The K-ras mutation is one of the most common genetic alterations found in human lung cancer. To evaluate the prognostic value of ras gene alterations in lung cancer in a U.S. population, we have screened 173 human lung tumors, which included 127 adenocarcinomas, 37 squamous carcinomas, and 9 adenosquamous carcinomas, for mutations in the K-ras gene using the combination of the PCR and denaturing gradient gel electrophoresis. Forty-three tumors contained K-ras mutations. Of these, 41 were identified among the adenocarcinomas (32%), 1 among the squamous carcinomas (2.7%), and 1 among the adenosquamous carcinomas (11%). Forty of these mutations were found in codon 12 and consisted of 24 G to T transversions, 12 G to A transitions, 2 G to C transversions, and 1 double GG to TT mutation. Two other G to T transversions were found in codon 13, and 1 A to C transversion was found in codon 61. The data showed that gender did not seem to affect the incidence and the types of the K-ras mutations or amino acid changes. Examination of the mutations in adenocarcinomas in relation to overall survival showed no difference in adenocarcinomas with K-ras mutations compared with K-ras-negative adenocarcinomas. However, the substitution of the wild-type GGT (glycine) at codon 12 with a GTT (valine) or a CGT (arginine) showed a strong trend (P = 0.07) toward a poorer prognosis compared with wild-type or other amino acid substitutions. Substitution of the wild-type glycine for aspartate (GAT) showed a strong trend (P = 0.06) for a better outcome than the valine or arginine substitution. Although these trends will require larger patient populations for verification, these data suggest that the prognostic significance of K-ras mutations may depend on the amino acid substitution in the p21(ras) protein.

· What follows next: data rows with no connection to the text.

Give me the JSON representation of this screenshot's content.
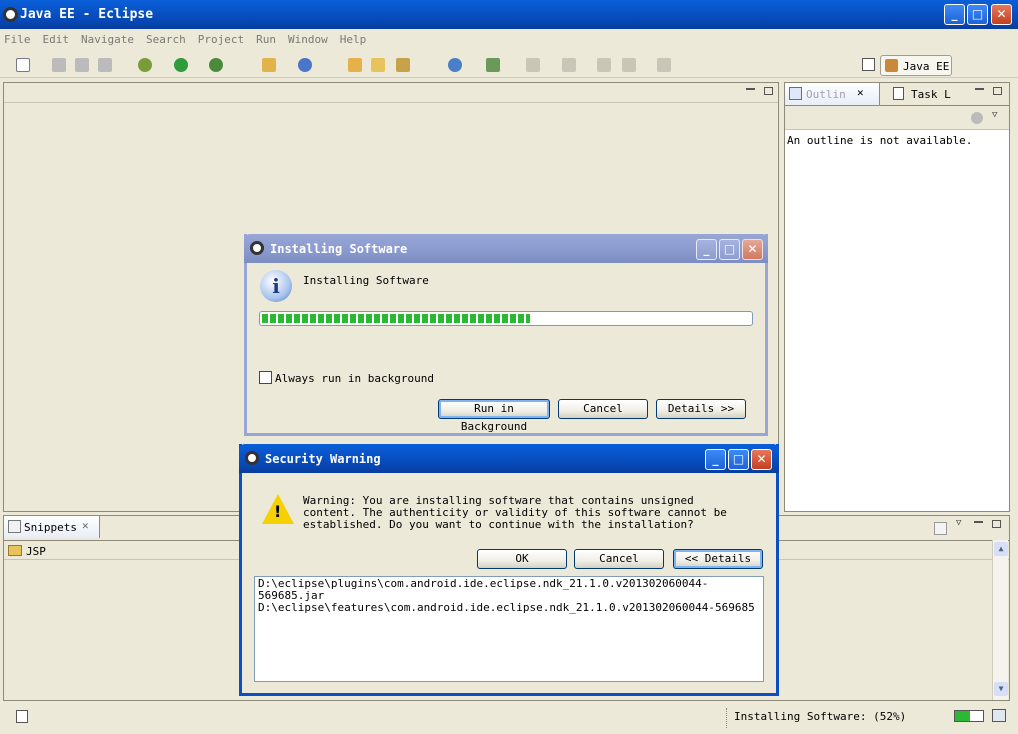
{
  "window": {
    "title": "Java EE - Eclipse"
  },
  "menu": [
    "File",
    "Edit",
    "Navigate",
    "Search",
    "Project",
    "Run",
    "Window",
    "Help"
  ],
  "perspective": {
    "label": "Java EE"
  },
  "outline": {
    "tabs": [
      {
        "label": "Outlin"
      },
      {
        "label": "Task L"
      }
    ],
    "message": "An outline is not available."
  },
  "snippets": {
    "tab_label": "Snippets",
    "item": "JSP"
  },
  "install_dialog": {
    "title": "Installing Software",
    "message": "Installing Software",
    "progress": 0.55,
    "checkbox_label": "Always run in background",
    "checkbox_checked": false,
    "buttons": {
      "background": "Run in Background",
      "cancel": "Cancel",
      "details": "Details >>"
    }
  },
  "security_dialog": {
    "title": "Security Warning",
    "message": "Warning: You are installing software that contains unsigned content. The authenticity or validity of this software cannot be established. Do you want to continue with the installation?",
    "buttons": {
      "ok": "OK",
      "cancel": "Cancel",
      "details": "<< Details"
    },
    "details": [
      "D:\\eclipse\\plugins\\com.android.ide.eclipse.ndk_21.1.0.v201302060044-569685.jar",
      "D:\\eclipse\\features\\com.android.ide.eclipse.ndk_21.1.0.v201302060044-569685"
    ]
  },
  "statusbar": {
    "text": "Installing Software:  (52%)",
    "progress": 0.52
  },
  "colors": {
    "progress_green": "#2bb834",
    "title_blue": "#0a5fd8",
    "warning_yellow": "#f7d000"
  }
}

|Original language||English (US)|
|Number of pages||8|
|Journal||Clinical Cancer Research|
|State||Published - Feb 22 1996|